→ Aim of the exercise: Type out the entries again, keeping every word unchanged.

→ Records provided:

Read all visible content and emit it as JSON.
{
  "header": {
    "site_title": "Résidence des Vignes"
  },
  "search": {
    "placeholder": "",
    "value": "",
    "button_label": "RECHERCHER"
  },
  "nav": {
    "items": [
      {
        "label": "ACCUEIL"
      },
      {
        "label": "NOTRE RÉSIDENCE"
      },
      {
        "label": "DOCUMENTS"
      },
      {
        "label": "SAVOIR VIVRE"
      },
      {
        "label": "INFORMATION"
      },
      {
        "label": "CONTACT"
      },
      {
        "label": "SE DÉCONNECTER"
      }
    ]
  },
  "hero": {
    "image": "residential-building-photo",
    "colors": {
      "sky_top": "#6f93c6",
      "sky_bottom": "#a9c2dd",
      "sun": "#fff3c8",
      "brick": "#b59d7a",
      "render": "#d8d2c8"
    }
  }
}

→ Answer for the task:
Read all visible content and emit it as JSON.
{
  "header": {
    "site_title": "Résidence des Vignes"
  },
  "search": {
    "placeholder": "",
    "value": "",
    "button_label": "RECHERCHER"
  },
  "nav": {
    "items": [
      {
        "label": "ACCUEIL"
      },
      {
        "label": "NOTRE RÉSIDENCE"
      },
      {
        "label": "DOCUMENTS"
      },
      {
        "label": "SAVOIR VIVRE"
      },
      {
        "label": "INFORMATION"
      },
      {
        "label": "CONTACT"
      },
      {
        "label": "SE DÉCONNECTER"
      }
    ]
  },
  "hero": {
    "image": "residential-building-photo",
    "colors": {
      "sky_top": "#6f93c6",
      "sky_bottom": "#a9c2dd",
      "sun": "#fff3c8",
      "brick": "#b59d7a",
      "render": "#d8d2c8"
    }
  }
}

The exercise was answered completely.